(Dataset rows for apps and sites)
-=-=-=-=-
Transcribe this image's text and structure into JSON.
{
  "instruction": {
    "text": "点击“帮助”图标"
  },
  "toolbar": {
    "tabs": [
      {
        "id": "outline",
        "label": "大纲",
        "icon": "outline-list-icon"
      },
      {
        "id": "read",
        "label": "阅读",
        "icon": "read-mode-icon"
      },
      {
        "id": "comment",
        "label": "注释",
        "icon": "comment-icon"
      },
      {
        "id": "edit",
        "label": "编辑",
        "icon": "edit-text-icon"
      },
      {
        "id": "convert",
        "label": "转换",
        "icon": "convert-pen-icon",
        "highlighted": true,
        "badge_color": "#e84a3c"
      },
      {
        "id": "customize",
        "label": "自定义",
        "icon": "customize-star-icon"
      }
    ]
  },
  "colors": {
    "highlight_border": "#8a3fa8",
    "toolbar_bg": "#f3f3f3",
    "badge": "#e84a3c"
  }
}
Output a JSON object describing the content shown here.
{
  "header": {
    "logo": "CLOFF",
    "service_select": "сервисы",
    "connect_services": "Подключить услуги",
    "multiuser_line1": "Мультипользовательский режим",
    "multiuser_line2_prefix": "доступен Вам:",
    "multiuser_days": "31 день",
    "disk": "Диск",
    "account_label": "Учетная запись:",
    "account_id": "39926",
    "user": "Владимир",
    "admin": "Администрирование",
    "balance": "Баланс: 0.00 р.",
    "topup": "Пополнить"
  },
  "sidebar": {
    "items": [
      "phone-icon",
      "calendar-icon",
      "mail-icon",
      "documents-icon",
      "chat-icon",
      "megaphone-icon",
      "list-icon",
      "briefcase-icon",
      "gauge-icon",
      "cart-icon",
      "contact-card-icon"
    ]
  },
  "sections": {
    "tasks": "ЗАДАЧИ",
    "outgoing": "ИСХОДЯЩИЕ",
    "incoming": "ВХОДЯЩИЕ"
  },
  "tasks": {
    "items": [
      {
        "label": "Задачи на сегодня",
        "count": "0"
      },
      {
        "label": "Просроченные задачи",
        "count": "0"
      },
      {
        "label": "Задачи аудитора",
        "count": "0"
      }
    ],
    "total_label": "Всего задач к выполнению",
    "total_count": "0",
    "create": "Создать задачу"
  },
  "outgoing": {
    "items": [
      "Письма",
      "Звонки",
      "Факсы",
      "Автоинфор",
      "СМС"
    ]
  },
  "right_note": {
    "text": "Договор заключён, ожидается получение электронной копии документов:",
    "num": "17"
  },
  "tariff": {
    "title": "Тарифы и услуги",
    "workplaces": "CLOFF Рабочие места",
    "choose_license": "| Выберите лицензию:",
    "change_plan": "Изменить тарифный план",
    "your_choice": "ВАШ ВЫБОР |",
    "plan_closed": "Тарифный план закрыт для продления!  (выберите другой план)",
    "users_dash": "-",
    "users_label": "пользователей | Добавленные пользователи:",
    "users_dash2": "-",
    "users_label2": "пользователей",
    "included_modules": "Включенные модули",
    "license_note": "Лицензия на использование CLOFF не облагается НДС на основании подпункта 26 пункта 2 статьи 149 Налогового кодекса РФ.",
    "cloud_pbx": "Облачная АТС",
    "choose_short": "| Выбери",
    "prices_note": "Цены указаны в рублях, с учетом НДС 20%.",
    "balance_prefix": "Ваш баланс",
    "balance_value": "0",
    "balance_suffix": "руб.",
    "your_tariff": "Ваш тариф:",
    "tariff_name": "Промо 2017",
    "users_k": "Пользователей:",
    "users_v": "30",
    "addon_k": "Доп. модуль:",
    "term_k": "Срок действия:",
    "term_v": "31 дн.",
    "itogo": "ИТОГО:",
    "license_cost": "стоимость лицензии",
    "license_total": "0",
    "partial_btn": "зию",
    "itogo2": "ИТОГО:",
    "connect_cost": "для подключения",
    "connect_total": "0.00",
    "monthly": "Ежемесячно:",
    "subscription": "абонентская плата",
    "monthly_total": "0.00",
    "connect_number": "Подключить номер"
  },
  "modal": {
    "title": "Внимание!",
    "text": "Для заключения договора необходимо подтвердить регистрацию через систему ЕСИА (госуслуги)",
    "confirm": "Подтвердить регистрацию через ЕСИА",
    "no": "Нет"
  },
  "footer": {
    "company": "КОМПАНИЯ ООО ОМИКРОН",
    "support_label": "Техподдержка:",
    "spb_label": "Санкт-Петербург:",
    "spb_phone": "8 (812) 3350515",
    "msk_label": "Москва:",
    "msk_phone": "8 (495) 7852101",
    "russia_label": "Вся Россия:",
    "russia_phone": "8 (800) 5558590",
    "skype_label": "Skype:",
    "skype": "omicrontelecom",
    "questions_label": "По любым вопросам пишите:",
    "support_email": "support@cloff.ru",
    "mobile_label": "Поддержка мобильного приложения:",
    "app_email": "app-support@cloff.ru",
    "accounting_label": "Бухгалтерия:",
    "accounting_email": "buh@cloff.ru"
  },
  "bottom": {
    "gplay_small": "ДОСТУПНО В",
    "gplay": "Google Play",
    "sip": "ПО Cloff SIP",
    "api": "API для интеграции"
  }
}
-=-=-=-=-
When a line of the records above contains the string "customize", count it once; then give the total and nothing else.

2